Or listen in your favorite podcast app
Business incubators or accelerators have helped launch some of the greatest companies of our time and one is hoping to fund the next unicorn looking to save our world. Dawn Lippert is the CEO of Elemental Excelerator, a company investing big money in the hopes of a better tomorrow. Dawn joined IT Visionaries to discuss the work her company is doing in places like Hawaii, California and Asia.And she underscores the importance of investing in communities and why we cannot afford to stop funding a solution for climate change.
3 Key Takeaways
- All in the Community: Focus on the communities you are investing in. In order to have a full understanding of what technologies are needed and how they can best be utilized and scaled, you have to build relationships with those communities
- Move the needle: In order to push the needle forward with climate change, you have to work across three key areas — technology, policy and communities where you can succeed and grow
- Keep the Momentum Going: The climate change industry cannot afford to take a year off when it comes to funding. There is a strong need to continue to invest in these companies in order to prevent the stunting of technology growth
For a more in-depth look at this episode, check out the article below.
Business incubators or accelerators have helped launch some of the leading companies of our time and one accelerator is hoping to continue to fund that change. Dawn Lippert, CEO of Elemental Excelerator, joined IT Visionaries and discussed how her company is helping to fund change through climate innovation.
Elemental Excelerator operates in the non-profit sector, annually funding 15-20 companies with an eye toward changing the world by impacting one community at a time. In 2020, Elemental Excelerator funded its 100th company, and currently boasts a portfolio of members all around the world. Building this roster has been a process that Lippert says is extensive but rewarding.

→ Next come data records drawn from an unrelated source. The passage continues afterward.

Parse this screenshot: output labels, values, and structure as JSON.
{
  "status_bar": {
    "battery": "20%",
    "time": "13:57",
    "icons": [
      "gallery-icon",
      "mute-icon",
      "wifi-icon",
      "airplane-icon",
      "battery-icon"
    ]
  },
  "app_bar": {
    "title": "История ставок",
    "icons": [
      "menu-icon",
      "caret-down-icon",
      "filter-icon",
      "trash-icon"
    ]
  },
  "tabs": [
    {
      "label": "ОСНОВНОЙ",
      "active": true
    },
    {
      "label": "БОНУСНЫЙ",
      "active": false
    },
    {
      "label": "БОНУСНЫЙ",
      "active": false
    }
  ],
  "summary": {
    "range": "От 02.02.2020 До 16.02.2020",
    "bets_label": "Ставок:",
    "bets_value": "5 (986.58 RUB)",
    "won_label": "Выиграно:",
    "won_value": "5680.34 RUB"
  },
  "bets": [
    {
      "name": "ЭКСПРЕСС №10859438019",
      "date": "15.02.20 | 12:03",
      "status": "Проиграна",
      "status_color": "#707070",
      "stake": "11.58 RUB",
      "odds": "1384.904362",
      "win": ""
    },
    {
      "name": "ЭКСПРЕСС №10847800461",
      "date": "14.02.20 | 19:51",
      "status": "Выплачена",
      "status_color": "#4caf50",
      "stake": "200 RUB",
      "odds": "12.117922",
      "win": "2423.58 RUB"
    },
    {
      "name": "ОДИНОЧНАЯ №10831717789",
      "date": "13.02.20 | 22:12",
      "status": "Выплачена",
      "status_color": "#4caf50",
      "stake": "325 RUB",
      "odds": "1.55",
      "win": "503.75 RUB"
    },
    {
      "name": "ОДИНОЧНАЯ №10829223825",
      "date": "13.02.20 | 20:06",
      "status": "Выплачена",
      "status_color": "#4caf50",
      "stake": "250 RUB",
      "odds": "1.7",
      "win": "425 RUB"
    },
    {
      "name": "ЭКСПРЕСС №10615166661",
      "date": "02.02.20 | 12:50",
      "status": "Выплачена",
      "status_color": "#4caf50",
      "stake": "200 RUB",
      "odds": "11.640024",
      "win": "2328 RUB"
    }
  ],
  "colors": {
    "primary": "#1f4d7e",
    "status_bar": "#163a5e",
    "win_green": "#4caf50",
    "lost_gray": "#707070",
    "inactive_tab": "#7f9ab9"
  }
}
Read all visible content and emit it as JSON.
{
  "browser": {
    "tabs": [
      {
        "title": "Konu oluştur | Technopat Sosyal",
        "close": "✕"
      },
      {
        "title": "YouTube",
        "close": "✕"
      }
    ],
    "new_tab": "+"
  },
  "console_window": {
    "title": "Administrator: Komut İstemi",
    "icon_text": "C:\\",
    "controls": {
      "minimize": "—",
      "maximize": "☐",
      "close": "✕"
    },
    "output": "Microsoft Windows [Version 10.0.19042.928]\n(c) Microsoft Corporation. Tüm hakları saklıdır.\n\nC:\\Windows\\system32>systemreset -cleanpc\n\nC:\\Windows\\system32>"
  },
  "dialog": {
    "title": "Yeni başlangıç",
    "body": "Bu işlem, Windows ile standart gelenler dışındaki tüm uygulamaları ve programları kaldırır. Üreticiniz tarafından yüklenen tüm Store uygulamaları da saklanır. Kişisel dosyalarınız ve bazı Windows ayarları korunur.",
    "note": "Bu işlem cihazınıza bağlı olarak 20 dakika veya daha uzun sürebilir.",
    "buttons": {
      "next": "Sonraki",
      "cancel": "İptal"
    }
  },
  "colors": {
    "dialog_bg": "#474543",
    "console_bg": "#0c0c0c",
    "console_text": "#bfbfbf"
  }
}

“We look at over 800 companies every year to pick our 15,” Lippert said. “So we get a really good pulse of what’s going on in technology and what’s going on in the market.”
There are key markets that Lippert said they have identified as places to make a mark, including Hawaii, California, and Asia. Lippert also explains that there are a few key areas they focus on in order to make a true impact.
“I would say that in order to really move the needle on climate and some of these tougher challenges, you need three things; you need technology, you need policy and you need pockets [communities],” Lippert said.
To hear Lippert explain her notion, technology will always come first — after all, it’s the greatest piece of the puzzle helping to make the greatest change. But without aid from policymakers, especially in test markets, a changemaker’s job becomes more strenuous.
Another integral piece Lippert stressed was for the companies Elemental invested in to work side-by-side with the communities in which they operate. According to Lippert, because these companies are deploying technologies in test markets, it is imperative for them to have trust and a strong working relationship with those communities in order to develop these technologies at scale.
“What we realized over the last 10 years is that as we’re deploying technology into communities, into real locations, the role for the community is defining what it is that they need from technology and accepting projects and supporting that,” she said. “[The community] is the piece that we’ve learned in Hawaii and Asia and in California. I think that’s also led to the scaling of this model in a really fast and profound way because that community piece is actually quite difficult.”
In order to fund these startups, Elemental works in a number of verticals, including energy, mobility, food, agriculture and circular economy, which includes carbon, materials and building. And according to Lippert, these are the areas where they have seen the strongest presence in the ecosystem when they begin looking at applications.
“We’re looking for companies that can really scale and grow and grow their impact,” she said. “But in addition to the financial side, the team and traction, we’re also looking for a couple of other dimensions. We’re looking for things that are locally deployable, and globally scalable. So what that means is we’re looking for great companies that are actually solving key problems in the places we’re most active.”
Another key focus for Lippert’s group is looking through a lens and identifying dimensions that need the most assistance. One of those verticals she said is equity and access. Over the last three years, Elemental Excelerator has been deploying technology to frontline communities — communities they have identified as points of the population that have less access to opportunity and are overexposed to pollution and environmental stress. It’s an inverted strategy that Lippert said has seen great success.
“Typically, [ these communities ] would be the last to see the benefits of technology innovation,” Lippert said. “We’re flipping that equation and saying these neighborhoods should see the benefits of technology innovation first. It’s really taking that lens and saying this can be, a huge advantage in deploying technology for the communities that need it the most.”
Even considering the communities across the world that continue to benefit from the work Lippert and her team have done, and the numerous companies Elemental has helped to deploy scalable technology, the current economic climate is not lost on Lippert. Elemental remains on strong footing financially, though, and Lippert stressed the industry cannot afford to take a step back when it comes to funding climate change.
“The reality is that we really can’t afford to take a year off from working on climate,” she said. “We have to keep the momentum going. We have to keep the investments coming into these companies moving forward. We’ve been really gratified to see that momentum continue with our companies.”
To hear the entire discussion, tune into IT Visionaries here.